Wednesday, October 10, 2012

King Kong (1933) Laserdisc Spine #002

This is going to come off sounding dismissive, and I apologize, but I didn’t really care for King Kong.  That is not to underestimate its importance as one of the first uses of stop motion animation and rear projection with live action.  I mean, we’ve got a big-budget movie (Frankenweenie) coming out this week that is stop-motion, so the technology hasn’t gone away, and how many other things from 1933 can you say that about?

There have been two notable remakes of King Kong, in 1976 and 2005 (sorry, that one was called Peter Jackson’s King Kong).  I haven’t seen the 1976 version, and the 2005 version was so forgettable that all I can come up with from my memory is that I was wondering why Adrian Brody was in it (answer:  getting paid, because independent film pays squat) and being inundated with lots and lots of post-Gandalf CGI.  Fuck CGI.  Get some puppets and entertain me, Peter Jackson.

Anyway, the one thing that sticks out in my mind from the 1933 version is Robert Armstrong.  A few weeks after watching King Kong, I watched a movie called The Mystery Man (1935), which was a strange bird of a movie where he plays a newpaper reporter named Larry Doyle.  He breaks a big story and then sort of runs away from the paper after getting a raise and lots of praise but then insulting his boss after getting drunk.  He ends up in St. Louis and meets this girl, Anne.  They are both broke at a coffee shop at the train station, and he devises this really kooky (there’s a word I don’t get to use often) scheme for the two of them to pretend they are newlyweds so they can get the honeymoon suite at a ritzy hotel (recall this is in the middle of the Great Depression).  On the story he broke, the police had given him, as a show of appreciation, a gun.  Doyle hocks the gun in order to try to get money to buy food, and the gun is used in a crime.  Implicated, he tries to solve the crime and break the story.  It was such a far-out, weird-assed, implausible plot with awkwardly-contrived twists and turns that I kept watching (and it was only an hour and two minutes) just to see what sort of lunacy would come next.  Just weirdness after weirdness, like listening to a five-year-old make up a story as he goes along.

There’s also the intrinsic racism that exists in early cinema where white man goes to Africa or thereabouts and deals with the Unga-Bungas.  Really makes me appreciate Paul Robeson and the fact that he starred in a movie two years earlier.  And of course the sexism of the era where woman equals stupid and/or sex object and/or victim, which makes me appreciate Joan Crawford a little bit more (but not much).  Denham’s assertion at the end that it was “beauty killed the beast” is an awkward one to unpack.  So Kong was attracted to Ann?  Er … that’s all kinds of wrong.  Kong eats people.  He didn’t eat or kill her, and protected her when all the other dinosaurs were out to get her.  So what was Kong’s end game?  Oh, boy.

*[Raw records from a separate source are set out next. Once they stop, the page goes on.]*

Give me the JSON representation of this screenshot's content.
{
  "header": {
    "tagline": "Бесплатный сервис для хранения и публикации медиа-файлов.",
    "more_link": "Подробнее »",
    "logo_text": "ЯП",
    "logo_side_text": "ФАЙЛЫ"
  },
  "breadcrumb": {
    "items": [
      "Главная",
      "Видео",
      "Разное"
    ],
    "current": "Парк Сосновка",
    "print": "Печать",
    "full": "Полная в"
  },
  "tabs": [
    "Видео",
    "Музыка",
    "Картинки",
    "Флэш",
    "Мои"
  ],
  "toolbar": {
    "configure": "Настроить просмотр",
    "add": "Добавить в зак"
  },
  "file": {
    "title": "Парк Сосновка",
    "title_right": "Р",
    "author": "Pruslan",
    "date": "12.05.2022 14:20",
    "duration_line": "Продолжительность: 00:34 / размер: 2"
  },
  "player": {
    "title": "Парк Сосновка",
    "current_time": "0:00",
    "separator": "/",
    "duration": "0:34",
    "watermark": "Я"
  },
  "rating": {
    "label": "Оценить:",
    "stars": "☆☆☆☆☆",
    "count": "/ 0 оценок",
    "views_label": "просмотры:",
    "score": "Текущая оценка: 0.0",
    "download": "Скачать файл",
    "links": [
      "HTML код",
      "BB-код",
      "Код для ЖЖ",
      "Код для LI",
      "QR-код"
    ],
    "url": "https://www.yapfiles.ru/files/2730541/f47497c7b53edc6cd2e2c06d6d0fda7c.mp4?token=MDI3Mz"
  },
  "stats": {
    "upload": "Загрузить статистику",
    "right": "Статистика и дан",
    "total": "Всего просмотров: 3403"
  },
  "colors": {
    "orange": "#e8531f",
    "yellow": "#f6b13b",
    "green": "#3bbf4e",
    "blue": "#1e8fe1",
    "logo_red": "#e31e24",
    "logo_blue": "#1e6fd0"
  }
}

But what is fun is some crackerjack lines, the kind that are pretty much every line of The Thin Man.  No one writes like that anymore.  That is a redeeming quality of a lot of these early movies – intelligent writing.  Critics are all stuck on the decline of the romantic comedy (not that King Kong is one), but that’s because it’s either too bawdy or low-brow.  You don’t have to make fart jokes to be funny, and I don’t know anyone who makes them to be romantic.  It’s the writing, the mental sparring and tango before the two people get together.  You need writers for that.